Even on theological matters, I generally find that “disagreements with the Church” tend to be to justify some personal sin the person wants to excuse. I always use the example of the great “Reformers”–Luther was after sex, Calvin was after money, and Zwingli was after food–not that there weren’t plenty of priests, bishops and Popes int those days after the same things, but if you compare those three to the great Counter-Reformers, it’s no contest. Peter of Alcantara lived in a cave for 30 years. Francis Borgia gave up all the wealth of the Borgia dynasty to be a Jesuit. Francis Xavier traveled the world, making disciples of all nations, and condemning the priests sitting back at the universities instead of evangelizing. Teresa of Avila, John of the Cross and Ignatius are obvious. Put those people up against Luther, Calvin, Zwingli and Henry VIII or even Elizabeth I. . . .
Anyway, prior to the 1960s, it was considered a pretty big deal that Catholics ought to conform to the Church’s teachings in mind, body and spirit. Prior to Vatican II, priests were required to preach on a rotation of specific doctrinal topics throughout he year (including contraception twice a year). Before Protestantism, it was understood that one had to adhere to a set of Christological principles to even be considered Christian. Now people insist that Mormons and JWs, who adhere to some of those very heresies, are “Christians.” Many Protestant denominations adhere to teachings on Christ that are condemned by the early Ecumenical Councils, and many day-to-day Catholics have practical beliefs that are objectively heretical–especially beliefs that have been filtered down to them by “spirit of Vatican II” clerics, religious and theologians.

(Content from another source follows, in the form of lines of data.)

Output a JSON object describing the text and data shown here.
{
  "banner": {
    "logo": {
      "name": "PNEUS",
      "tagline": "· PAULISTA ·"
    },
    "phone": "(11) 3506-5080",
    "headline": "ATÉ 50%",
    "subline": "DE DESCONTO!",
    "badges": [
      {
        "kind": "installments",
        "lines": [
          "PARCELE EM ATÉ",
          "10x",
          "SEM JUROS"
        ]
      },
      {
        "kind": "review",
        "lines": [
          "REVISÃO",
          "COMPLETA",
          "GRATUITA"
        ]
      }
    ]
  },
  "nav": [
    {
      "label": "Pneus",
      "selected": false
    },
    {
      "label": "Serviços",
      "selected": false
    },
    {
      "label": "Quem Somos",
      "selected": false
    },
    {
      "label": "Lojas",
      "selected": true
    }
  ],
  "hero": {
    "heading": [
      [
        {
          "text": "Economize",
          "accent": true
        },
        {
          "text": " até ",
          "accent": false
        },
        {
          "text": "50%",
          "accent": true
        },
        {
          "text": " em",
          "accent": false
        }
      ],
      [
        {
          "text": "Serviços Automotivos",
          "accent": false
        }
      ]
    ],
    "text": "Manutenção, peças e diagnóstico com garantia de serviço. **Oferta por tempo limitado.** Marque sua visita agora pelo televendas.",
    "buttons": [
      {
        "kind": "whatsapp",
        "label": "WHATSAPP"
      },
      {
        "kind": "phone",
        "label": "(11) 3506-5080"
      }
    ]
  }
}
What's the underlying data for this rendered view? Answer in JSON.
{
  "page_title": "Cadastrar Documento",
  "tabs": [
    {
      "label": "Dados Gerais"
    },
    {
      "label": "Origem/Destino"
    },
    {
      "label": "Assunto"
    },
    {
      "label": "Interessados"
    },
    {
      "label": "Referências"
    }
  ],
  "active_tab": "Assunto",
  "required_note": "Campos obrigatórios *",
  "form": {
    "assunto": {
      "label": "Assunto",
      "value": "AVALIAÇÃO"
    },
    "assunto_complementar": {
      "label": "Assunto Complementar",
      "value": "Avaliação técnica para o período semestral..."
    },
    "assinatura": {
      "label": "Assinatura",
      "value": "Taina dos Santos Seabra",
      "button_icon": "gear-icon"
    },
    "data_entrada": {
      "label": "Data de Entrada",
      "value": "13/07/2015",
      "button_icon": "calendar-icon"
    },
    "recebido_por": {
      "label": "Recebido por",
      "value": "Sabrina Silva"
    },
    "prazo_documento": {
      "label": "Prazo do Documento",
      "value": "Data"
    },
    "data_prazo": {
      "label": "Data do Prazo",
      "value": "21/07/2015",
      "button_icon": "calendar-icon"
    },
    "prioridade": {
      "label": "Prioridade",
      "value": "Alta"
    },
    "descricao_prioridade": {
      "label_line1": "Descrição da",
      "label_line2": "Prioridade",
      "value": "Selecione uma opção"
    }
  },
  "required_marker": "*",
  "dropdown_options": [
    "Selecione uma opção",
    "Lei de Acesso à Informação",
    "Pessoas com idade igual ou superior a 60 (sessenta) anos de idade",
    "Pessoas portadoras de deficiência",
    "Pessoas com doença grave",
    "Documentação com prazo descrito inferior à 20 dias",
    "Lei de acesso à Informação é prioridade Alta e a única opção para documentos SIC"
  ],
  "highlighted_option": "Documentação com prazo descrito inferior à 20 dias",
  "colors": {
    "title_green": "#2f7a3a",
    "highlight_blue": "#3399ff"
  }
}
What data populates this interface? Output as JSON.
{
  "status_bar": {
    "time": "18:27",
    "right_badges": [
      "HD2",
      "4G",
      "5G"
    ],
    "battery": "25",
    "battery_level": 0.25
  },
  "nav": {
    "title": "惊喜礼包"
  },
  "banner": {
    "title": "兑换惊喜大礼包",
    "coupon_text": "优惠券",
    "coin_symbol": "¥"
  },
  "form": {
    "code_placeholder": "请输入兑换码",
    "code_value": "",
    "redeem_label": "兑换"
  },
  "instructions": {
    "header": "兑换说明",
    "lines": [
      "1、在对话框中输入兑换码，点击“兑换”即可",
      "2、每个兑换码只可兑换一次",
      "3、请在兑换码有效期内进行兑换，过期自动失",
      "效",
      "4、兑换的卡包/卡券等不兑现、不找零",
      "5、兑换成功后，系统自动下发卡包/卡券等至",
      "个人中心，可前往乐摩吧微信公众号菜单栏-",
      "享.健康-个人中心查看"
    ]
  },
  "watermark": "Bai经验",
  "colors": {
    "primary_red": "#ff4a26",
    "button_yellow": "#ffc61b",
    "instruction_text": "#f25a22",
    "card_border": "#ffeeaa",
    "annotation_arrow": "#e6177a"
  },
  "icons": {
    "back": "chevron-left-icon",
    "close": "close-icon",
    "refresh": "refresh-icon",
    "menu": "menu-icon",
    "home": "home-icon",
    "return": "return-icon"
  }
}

When the great Dietrich von Hildebrand was converting, he told the priest, “I agree with the Church’s teachings on everything except birth control. That one just strikes me as totally irrational, and I cannot support it.” The priest told him, “Then you cannot be a Catholic. It’s all or nothing.” DvH replied, “Then I say with St. Augustine, ‘I believe in order to understand.'” He went on to be one of the greatest philosophical exponents on the Church’s teachings on sexuality and birth control, to the point that Bl. John Paul II credited him as one of the major inspirations for _The Theology of the Body_.
Bottom line: if you think you can get along with “privately dissenting” against the Church’s teachings, then think again. You’re gambling with your immortal soul. The Church’s teachings are a guaranteed path to Heaven. Jesus *may* give one a pass for sincerely disagreeing with the Church on some infallible teaching, based upon personal sincerity, invincible ignorance and all that, but it’s not worth the gamble. If you know what the Church teaches, you’ve gotta obey it or go to Confession. Period.